== Element data from apps and pages ==
_ _ _ _ _

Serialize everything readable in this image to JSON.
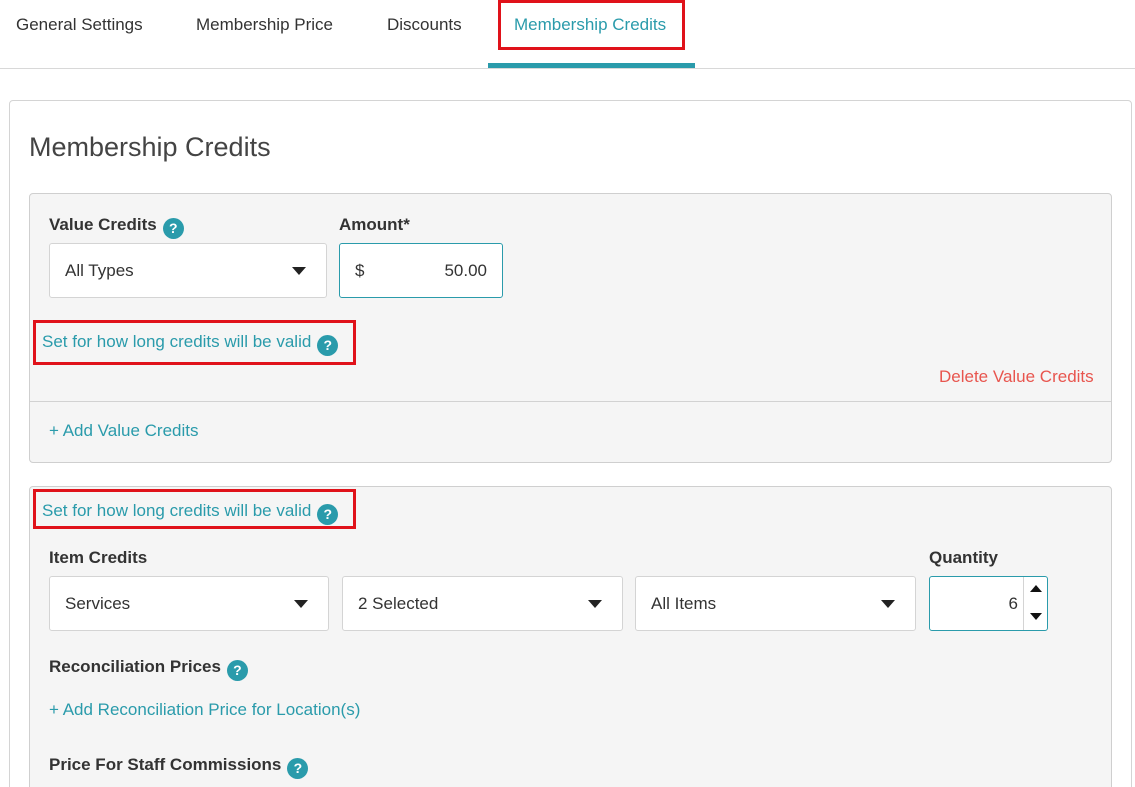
{
  "tabs": [
    {
      "label": "General Settings"
    },
    {
      "label": "Membership Price"
    },
    {
      "label": "Discounts"
    },
    {
      "label": "Membership Credits",
      "active": true
    }
  ],
  "section": {
    "title": "Membership Credits"
  },
  "value_credits": {
    "label": "Value Credits",
    "type_select": {
      "value": "All Types"
    },
    "amount": {
      "label": "Amount*",
      "currency": "$",
      "value": "50.00"
    },
    "valid_link": "Set for how long credits will be valid",
    "delete_link": "Delete Value Credits",
    "add_link": "+ Add Value Credits"
  },
  "item_credits": {
    "valid_link": "Set for how long credits will be valid",
    "label": "Item Credits",
    "category_select": {
      "value": "Services"
    },
    "selection_select": {
      "value": "2 Selected"
    },
    "items_select": {
      "value": "All Items"
    },
    "quantity": {
      "label": "Quantity",
      "value": "6"
    },
    "reconciliation": {
      "label": "Reconciliation Prices",
      "add_link": "+ Add Reconciliation Price for Location(s)"
    },
    "staff_commissions": {
      "label": "Price For Staff Commissions"
    }
  },
  "help_glyph": "?",
  "colors": {
    "accent": "#2a9bab",
    "danger": "#e8554e",
    "highlight": "#e0121a"
  }
}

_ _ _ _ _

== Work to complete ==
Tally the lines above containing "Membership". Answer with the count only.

== Answer to this problem ==
3